DATA FOR ANALYSIS Block Start

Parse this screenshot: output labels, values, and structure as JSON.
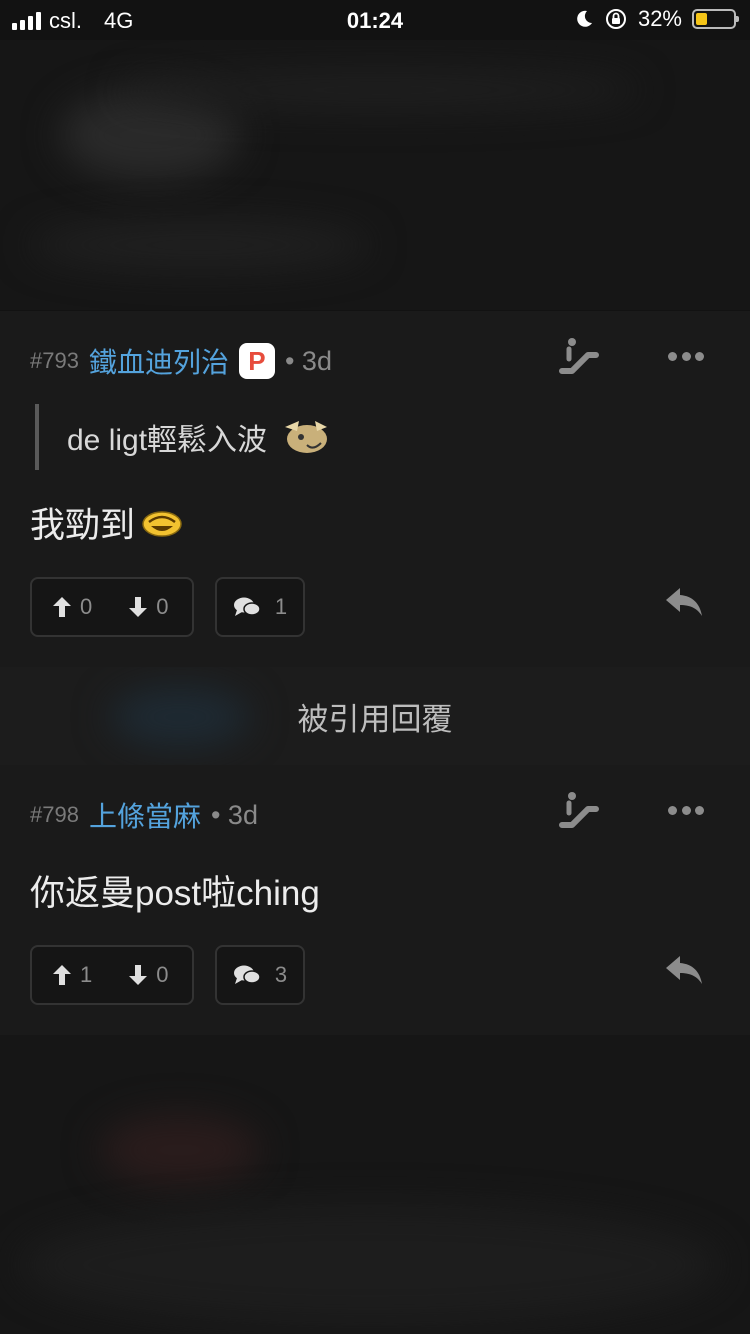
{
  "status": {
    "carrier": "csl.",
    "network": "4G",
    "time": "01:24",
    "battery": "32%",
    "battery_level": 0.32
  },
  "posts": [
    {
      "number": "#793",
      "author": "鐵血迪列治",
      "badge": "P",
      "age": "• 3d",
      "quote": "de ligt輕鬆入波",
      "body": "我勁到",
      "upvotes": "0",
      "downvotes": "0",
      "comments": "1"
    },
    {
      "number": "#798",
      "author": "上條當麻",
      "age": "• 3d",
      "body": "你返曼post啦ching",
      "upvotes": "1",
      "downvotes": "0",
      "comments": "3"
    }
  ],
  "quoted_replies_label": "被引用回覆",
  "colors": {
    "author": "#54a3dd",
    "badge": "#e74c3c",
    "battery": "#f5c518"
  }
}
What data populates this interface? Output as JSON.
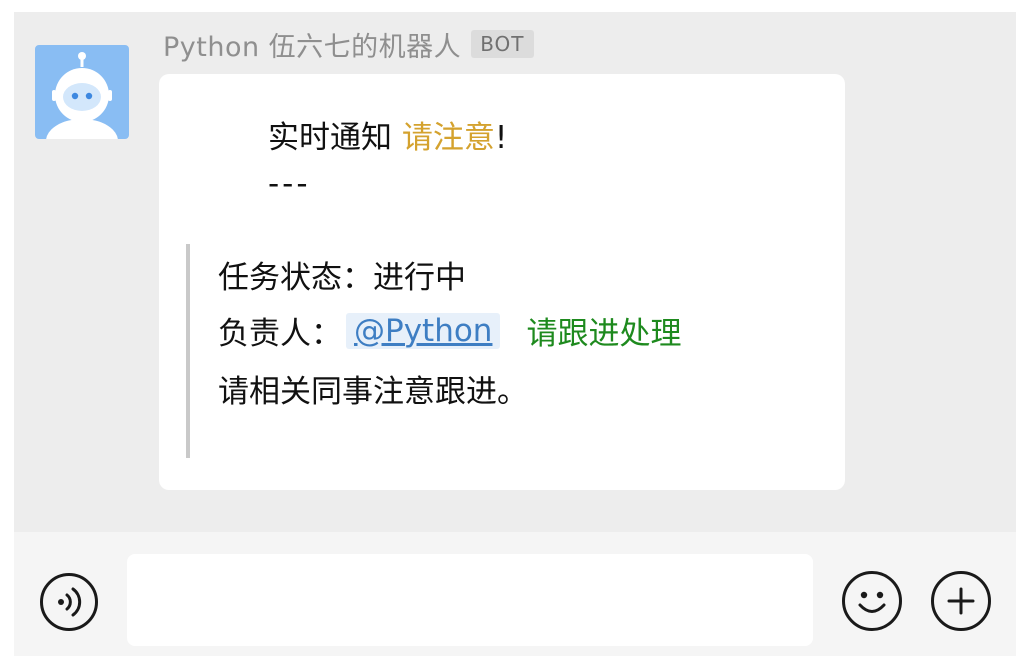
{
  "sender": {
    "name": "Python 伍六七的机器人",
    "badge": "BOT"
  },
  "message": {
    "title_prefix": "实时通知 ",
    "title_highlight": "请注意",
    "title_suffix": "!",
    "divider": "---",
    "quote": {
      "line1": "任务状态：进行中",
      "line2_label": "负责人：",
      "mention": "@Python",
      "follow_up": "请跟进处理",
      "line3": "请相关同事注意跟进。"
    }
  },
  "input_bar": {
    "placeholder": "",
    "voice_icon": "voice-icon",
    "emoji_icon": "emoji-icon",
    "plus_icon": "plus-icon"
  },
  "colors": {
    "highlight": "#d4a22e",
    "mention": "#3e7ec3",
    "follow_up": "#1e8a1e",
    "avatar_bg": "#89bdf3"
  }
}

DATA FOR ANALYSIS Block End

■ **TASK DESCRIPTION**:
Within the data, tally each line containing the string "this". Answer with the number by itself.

■ **EXERCISE RESPONSE**:
2